I'm one of the instructors who's advised them to join the site, and to be active on it and other social media platforms -- which makes it seem odd when I decline their requests. (I must point out off the top that all the students with whom I've had this conversation to date have been very understanding about it.)
LinkedIn: "Facebook for professionals"
I've heard LinkedIn referred to in this way many, many times -- and in some ways it's a fair comparison. LinkedIn provides the platform for online networking between people who call themselves professionals the way Facebook does it between, well, people who may or may not call themselves professionals.
Both sites encourage their members to share information about themselves (whereas most people use Facebook for personal information, most use LinkedIn for professional information), to provide updates and links to things of common interest with the people with whom they're "linked," and to engage in conversations that take place within groups of people on the site with common professional interests.
In addition to those and many other features, LinkedIn also invites its members to provide public recommendations for each other's professional work, called "endorsements." These endorsements become part of the endorsed person's LinkedIn profile, and help to characterize that person's professional aptitudes/skills/advantages for potential employers or clients or partners to see.

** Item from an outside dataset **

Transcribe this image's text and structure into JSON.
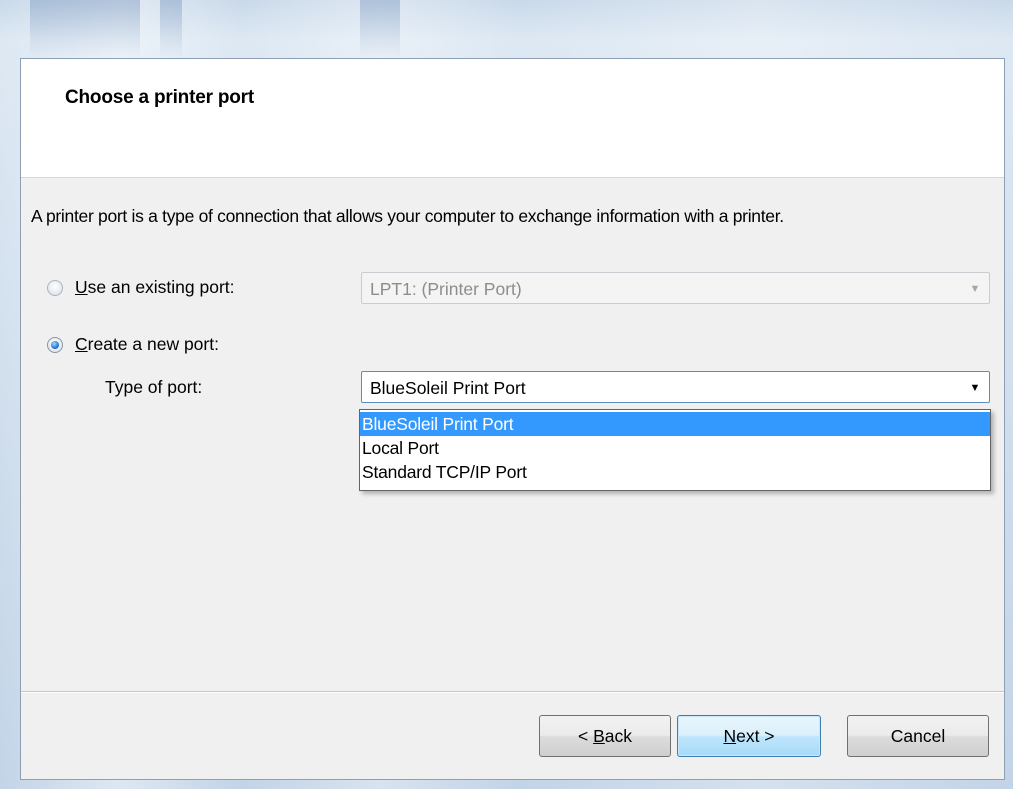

It's great, unless you don't necessarily want your endorsements to be available for the world to see.
Hence my problem.
As a college instructor on LinkedIn, I feel like I'm in a bit of a difficult spot when it comes to endorsements.
As any student for whom I've written one of these letters will tell you, I personalize each letter to the student and the position being sought -- I spend time on them, because I know how important they can be. I take a great number of reference calls for students, and prepare for them the same way. So the problem isn't that I'm unwilling to take the time.
We all have strengths and weaknesses. Some students are stars, some are excellent, some capable, some solid... and not all in the same areas of what we teach. Any meaningful endorsement will speak to that student's particular strengths, and will use descriptive language appropriate to how the endorser (in this case, I) saw the student's work and potential. But while that makes it a meaningful endorsement... it also makes it a potential feelings-trampler.
Put simply: I don't want former and current students to be able to see the endorsements I've given their classmates.
Not every student puts in an excellent effort and produces excellent results, so it follows that not every student will get an excellent reference. It may sound harsh, but it's true, and it's what gives professional references value.
So I don't want classmates reading into what I did say about one person and didn't say about another, or the adjectives used to describe one but not another, or even the fact that I agreed to endorse one but not another. I think that's between me, the student, and the employer, if the student chooses to provide my name as a reference.
I always prefer to recommend based on a candidate's aptitudes for a particular position. I don't want a potential employer who is considering more than one of my former students to compare my short, context-less LinkedIn endorsements and make assumptions about how their performance in college might translate into their workplace. I'd want the opportunity to tailor my recommendation to the position; then, I'd know I'm addressing the attributes that will be most relevant for the employer.
Any student for whom I provide a recommendation can be assured that I will take the time to provide an honest appraisal of their skills as they relate to the type of work they're looking for -- and as some of my former students will tell you, I'll keep re-tailoring letters until they find the job that's right for them.